Gelande champ repeats, beats his own world record at Howelsen Hill
Rolf Wilson surpassed his previous best during Steamboat Springs Winter Carnival event
Pro Alpine Flying championship results
- Rolf Wilson, 713.70 feet
- Marsh Gooding, 697.30
- Pat Arnone, 679.25
- Erik Wilson, 677.61
- Josh Hanson, 675.97
- Lynn Wenzel, 600.50
- Tim McGill, 579.17
- Darin Gamba, 554.56
- Rob Davis, 552.92
- Andy Atha, 459.40
- Mike Bobela, 393.77
Steamboat Springs — Rolf Wilson has been the king of Steamboat Springs’ annual Winter Carnival Pro Alpine Flying Championships for most of the past decade, winning the event seven of the past eight years.
He set world gelande records leaping from Howelsen Hill’s largest jump on four of those victories, and Sunday, he did it again.
Wilson caught what he said was the best air he’d ever had and flew further than he ever had, soaring 375.4 feet and blowing away his previous best, also a world record, of 366 feet.
“I’ve never been so high and floating so much in my entire life,” said Wilson, who makes the trip from Montana to compete in Steamboat every winter.
“That was incredible. I’m filled with joy, happiness … I can’t really express how I feel right now.”
Gelande jumping uses regular alpine skiing gear instead of the more specialized equipment that Steamboat’s more famous jumpers and Olympians use. Howelsen Hill’s big jump often is one of the largest the dedicated group of gelande jumpers frequent, so it often is where records are made.
Sunday’s competition, the 25th edition of the Pro Alpine Ski Flying championship, was filled with good jumps, many coming from local jumpers.
In fact, it wasn’t until Wilson threw down his monster world record that it was clear a local wouldn’t dethrone him to win this year’s title.
Winners are decided by combining the distances of a jumper’s two best efforts.
Wilson won with 713.70 feet, edging out Steamboat’s Marsh Gooding, who was second at 697.30 feet.
“It was awesome. Of course I wanted to win, but wow,” Gooding said.
Wilson actually broke the record twice, first by hitting 367.52 feet on his third of four jumps.
He then went 6.5 feet further.
Gooding also was at his best on his final jump, landing at 360.95 feet.
That was enough to bump him up one spot from his third-place finish in the event a year ago.
“There were the coolest conditions I’ve ever seen,” Gooding said. “The wind was blowing straight up the hill.”
Longtime local gelande enthusiast and organizer of the event Pat Arnone rounded out the podium with a third-place finish at 679.25 feet.
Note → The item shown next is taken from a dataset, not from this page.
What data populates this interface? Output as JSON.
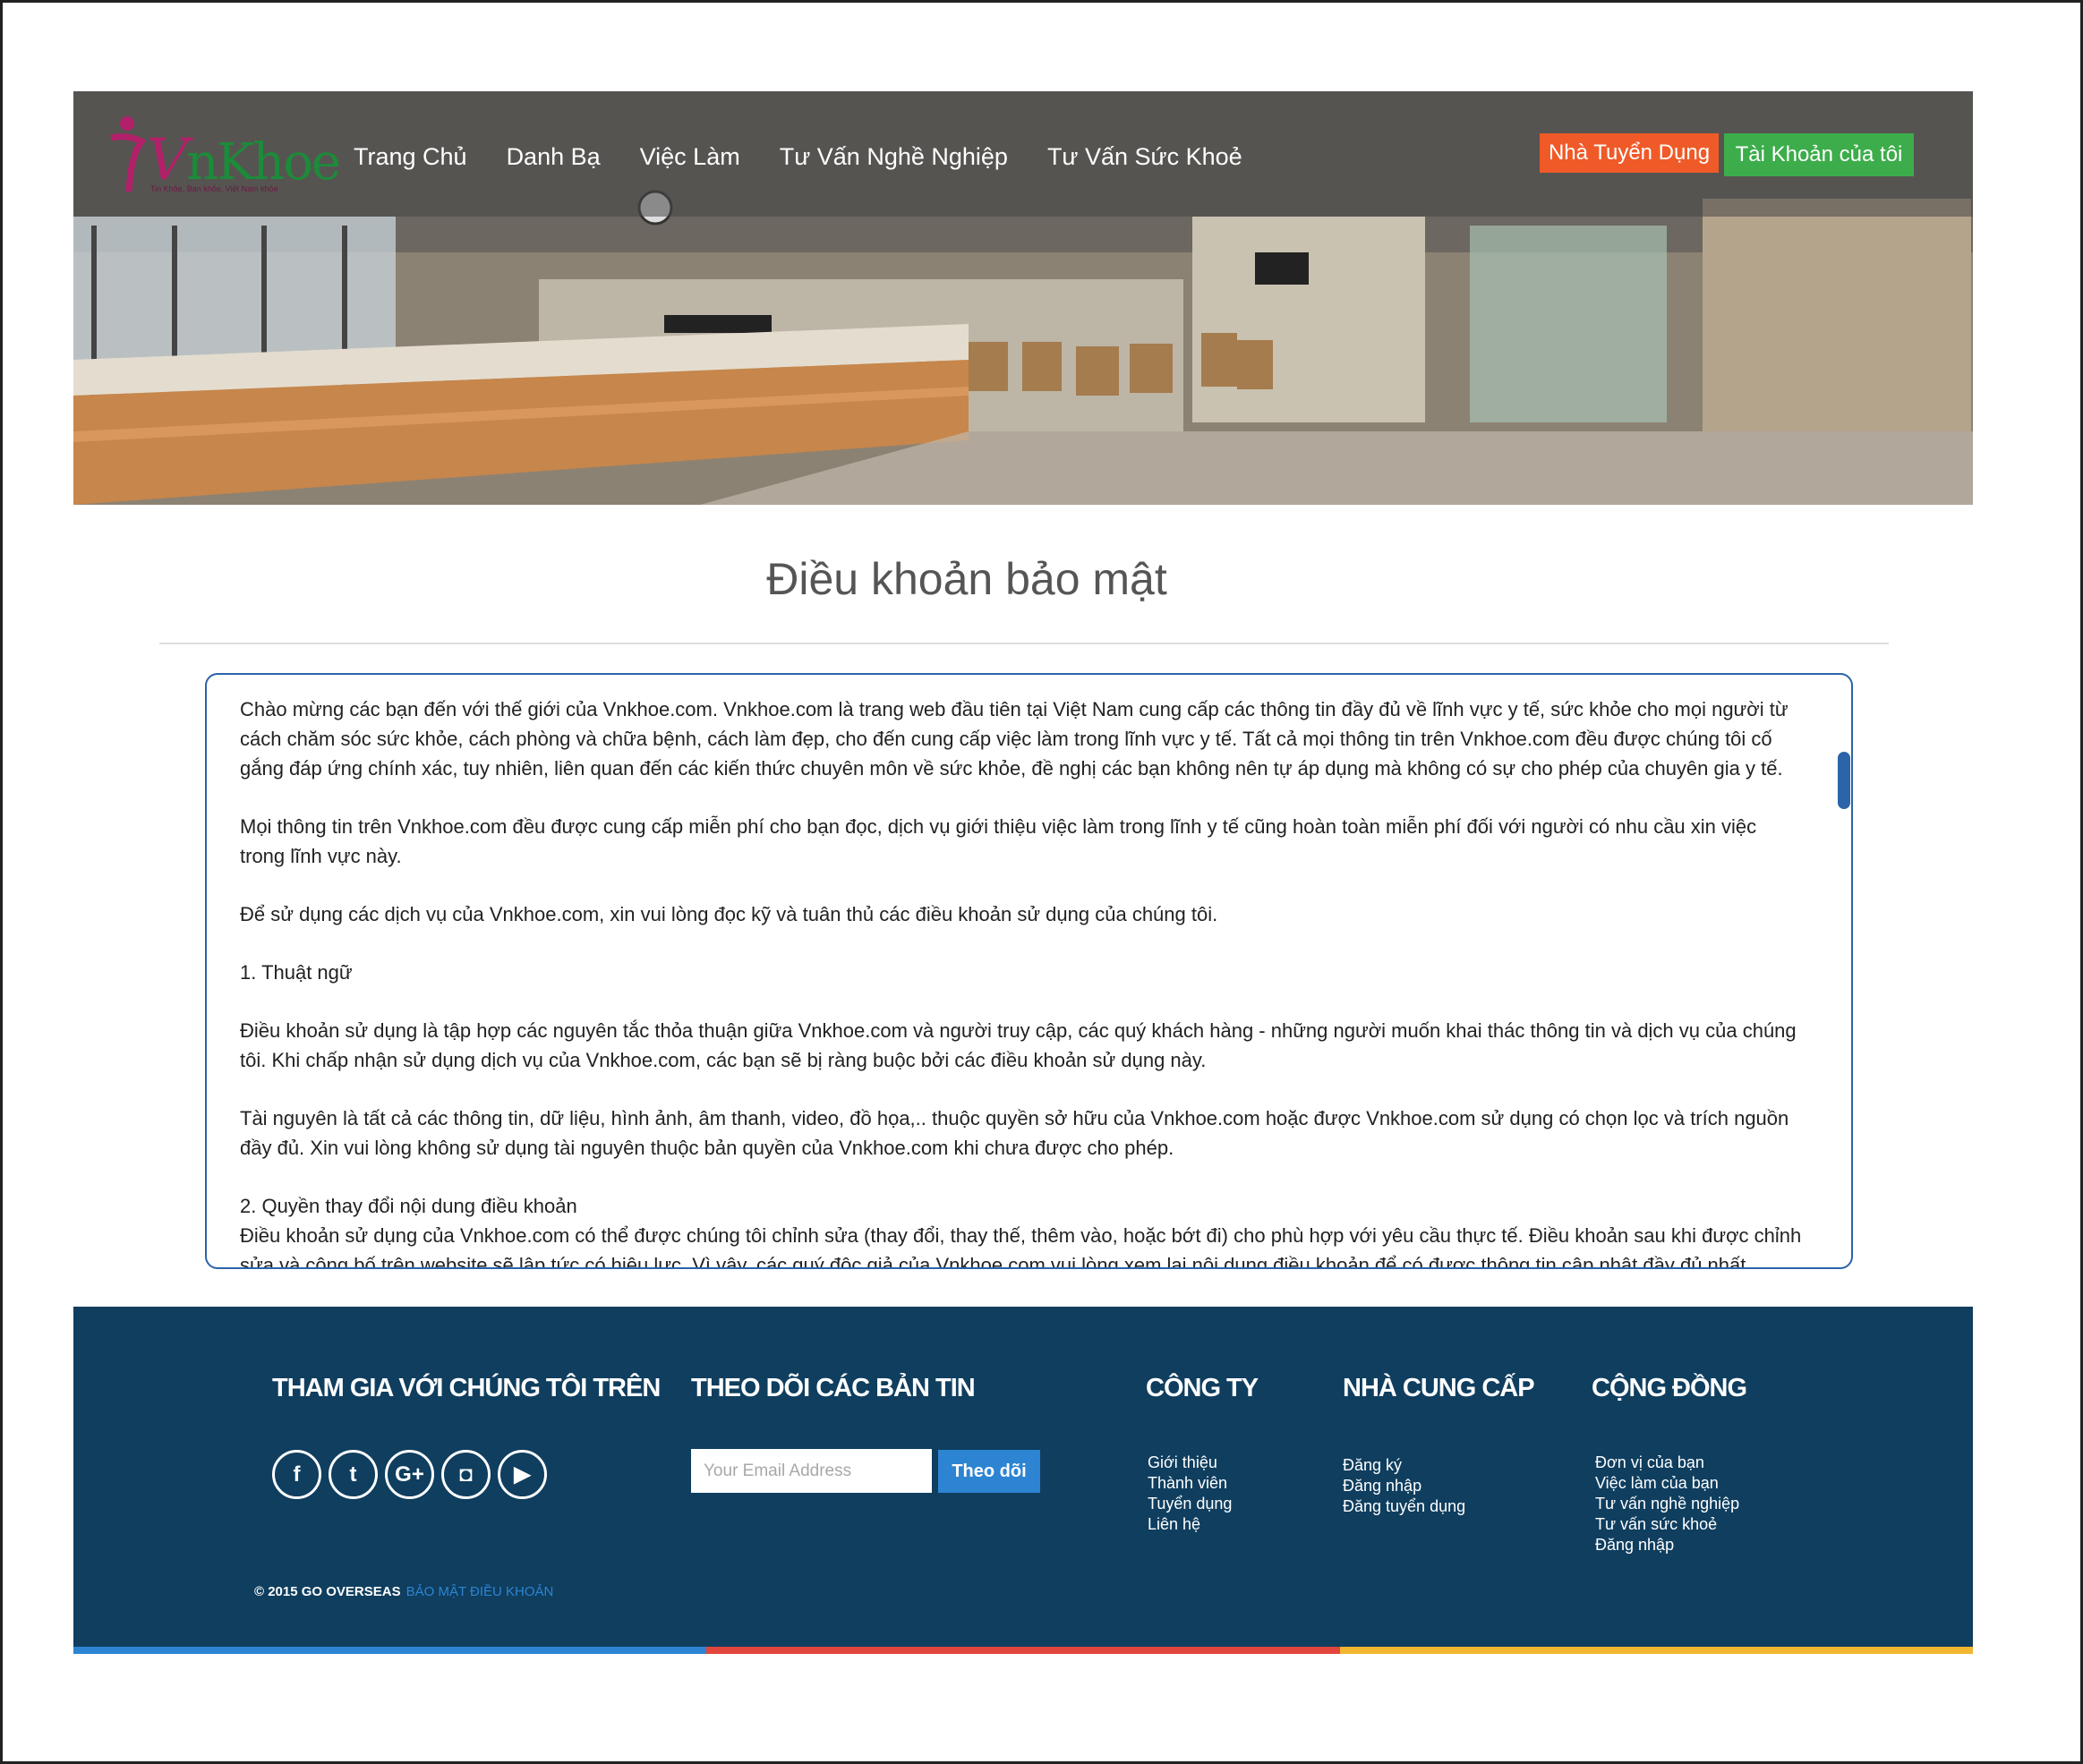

— To reach Joel Reichenberger, call 970-871-4253 or e-mail jreichenberger@SteamboatToday.com
Support Local Journalism
Support Local Journalism
Readers around Steamboat and Routt County make the Steamboat Pilot & Today’s work possible. Your financial contribution supports our efforts to deliver quality, locally relevant journalism.
Now more than ever, your support is critical to help us keep our community informed about the evolving coronavirus pandemic and the impact it is having locally. Every contribution, however large or small, will make a difference.
Each donation will be used exclusively for the development and creation of increased news coverage.
Start a dialogue, stay on topic and be civil.
If you don't follow the rules, your comment may be deleted.
User Legend: Moderator Trusted User
A smile dances across Amy Satkiewicz’s face as she talks about the adventures, life and love she shared with her late husband, Mark.